• **WHAT IS EXPECTED**
Restate each line below word for word, skipping every picture.

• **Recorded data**
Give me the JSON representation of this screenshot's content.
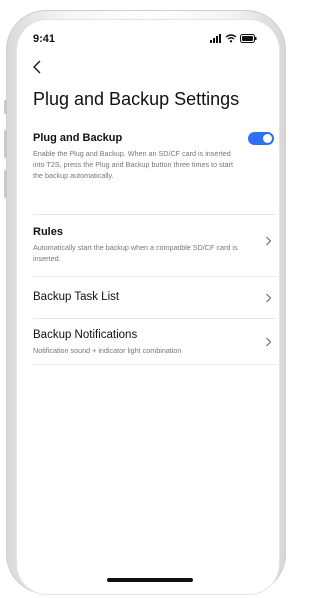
{
  "status_bar": {
    "time": "9:41"
  },
  "page": {
    "title": "Plug and Backup Settings"
  },
  "settings": {
    "plug_and_backup": {
      "label": "Plug and Backup",
      "description": "Enable the Plug and Backup. When an SD/CF card is inserted into T2S, press the Plug and Backup button three times to start the backup automatically.",
      "enabled": true
    },
    "rules": {
      "label": "Rules",
      "description": "Automatically start the backup when a compatible SD/CF card is inserted."
    },
    "backup_task_list": {
      "label": "Backup Task List"
    },
    "backup_notifications": {
      "label": "Backup Notifications",
      "description": "Notification sound + indicator light combination"
    }
  },
  "colors": {
    "accent": "#2f6ff2",
    "text_primary": "#111111",
    "text_secondary": "#777777",
    "divider": "#e7e7e7"
  }
}
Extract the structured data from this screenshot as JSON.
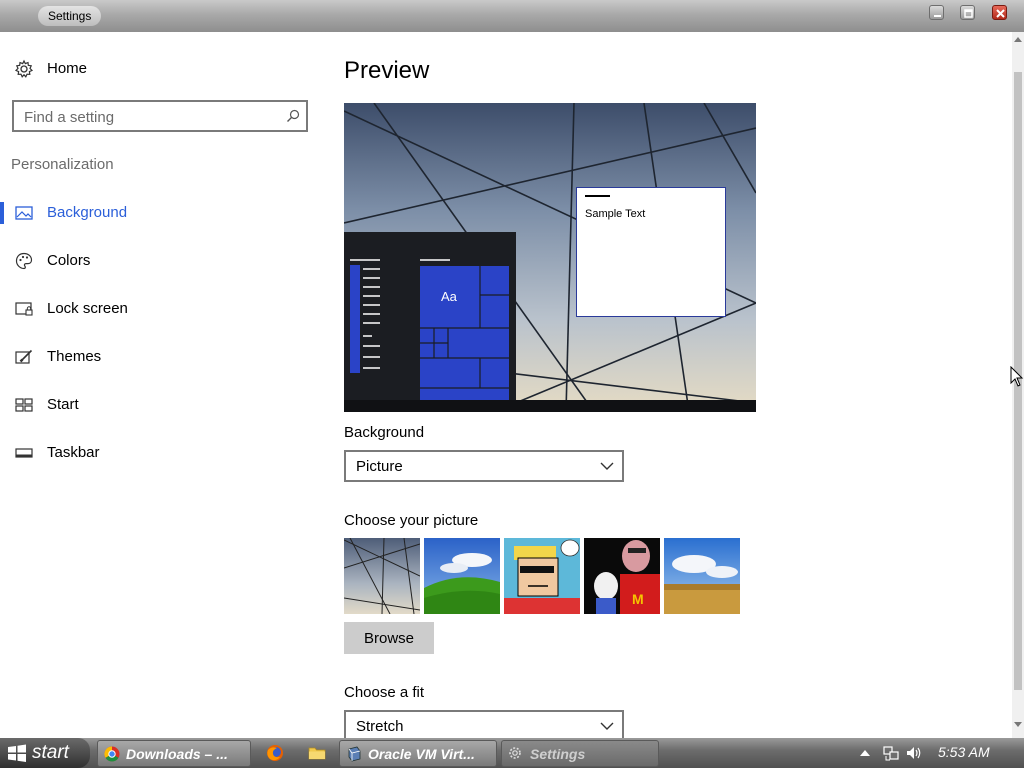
{
  "window": {
    "title": "Settings"
  },
  "sidebar": {
    "home_label": "Home",
    "search_placeholder": "Find a setting",
    "section_title": "Personalization",
    "items": [
      {
        "label": "Background",
        "icon": "image-icon",
        "active": true
      },
      {
        "label": "Colors",
        "icon": "palette-icon",
        "active": false
      },
      {
        "label": "Lock screen",
        "icon": "lock-screen-icon",
        "active": false
      },
      {
        "label": "Themes",
        "icon": "brush-icon",
        "active": false
      },
      {
        "label": "Start",
        "icon": "start-tiles-icon",
        "active": false
      },
      {
        "label": "Taskbar",
        "icon": "taskbar-icon",
        "active": false
      }
    ],
    "accent_color": "#2b5fd9"
  },
  "main": {
    "preview_title": "Preview",
    "preview": {
      "sample_text": "Sample Text",
      "tile_text": "Aa"
    },
    "background_label": "Background",
    "background_value": "Picture",
    "choose_picture_label": "Choose your picture",
    "thumbnails": [
      "glass-wall-sky",
      "green-hill-blue-sky",
      "cartoon-man-sunglasses",
      "cartoon-mcdonalds",
      "wheat-field-clouds"
    ],
    "browse_label": "Browse",
    "fit_label": "Choose a fit",
    "fit_value": "Stretch"
  },
  "taskbar": {
    "start_label": "start",
    "tasks": [
      {
        "label": "Downloads – ...",
        "icon": "chrome-icon"
      },
      {
        "label": "Oracle VM Virt...",
        "icon": "virtualbox-icon"
      },
      {
        "label": "Settings",
        "icon": "gear-icon"
      }
    ],
    "quick_launch": [
      "firefox-icon",
      "folder-icon"
    ],
    "clock": "5:53 AM"
  }
}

• **EXERCISE OUTPUT**
Give me the JSON representation of this screenshot's content.
{
  "status_bar": {
    "time": "9:41"
  },
  "page": {
    "title": "Plug and Backup Settings"
  },
  "settings": {
    "plug_and_backup": {
      "label": "Plug and Backup",
      "description": "Enable the Plug and Backup. When an SD/CF card is inserted into T2S, press the Plug and Backup button three times to start the backup automatically.",
      "enabled": true
    },
    "rules": {
      "label": "Rules",
      "description": "Automatically start the backup when a compatible SD/CF card is inserted."
    },
    "backup_task_list": {
      "label": "Backup Task List"
    },
    "backup_notifications": {
      "label": "Backup Notifications",
      "description": "Notification sound + indicator light combination"
    }
  },
  "colors": {
    "accent": "#2f6ff2",
    "text_primary": "#111111",
    "text_secondary": "#777777",
    "divider": "#e7e7e7"
  }
}
Extract the structured data from this screenshot as JSON.
{
  "window": {
    "title": "Settings"
  },
  "sidebar": {
    "home_label": "Home",
    "search_placeholder": "Find a setting",
    "section_title": "Personalization",
    "items": [
      {
        "label": "Background",
        "icon": "image-icon",
        "active": true
      },
      {
        "label": "Colors",
        "icon": "palette-icon",
        "active": false
      },
      {
        "label": "Lock screen",
        "icon": "lock-screen-icon",
        "active": false
      },
      {
        "label": "Themes",
        "icon": "brush-icon",
        "active": false
      },
      {
        "label": "Start",
        "icon": "start-tiles-icon",
        "active": false
      },
      {
        "label": "Taskbar",
        "icon": "taskbar-icon",
        "active": false
      }
    ],
    "accent_color": "#2b5fd9"
  },
  "main": {
    "preview_title": "Preview",
    "preview": {
      "sample_text": "Sample Text",
      "tile_text": "Aa"
    },
    "background_label": "Background",
    "background_value": "Picture",
    "choose_picture_label": "Choose your picture",
    "thumbnails": [
      "glass-wall-sky",
      "green-hill-blue-sky",
      "cartoon-man-sunglasses",
      "cartoon-mcdonalds",
      "wheat-field-clouds"
    ],
    "browse_label": "Browse",
    "fit_label": "Choose a fit",
    "fit_value": "Stretch"
  },
  "taskbar": {
    "start_label": "start",
    "tasks": [
      {
        "label": "Downloads – ...",
        "icon": "chrome-icon"
      },
      {
        "label": "Oracle VM Virt...",
        "icon": "virtualbox-icon"
      },
      {
        "label": "Settings",
        "icon": "gear-icon"
      }
    ],
    "quick_launch": [
      "firefox-icon",
      "folder-icon"
    ],
    "clock": "5:53 AM"
  }
}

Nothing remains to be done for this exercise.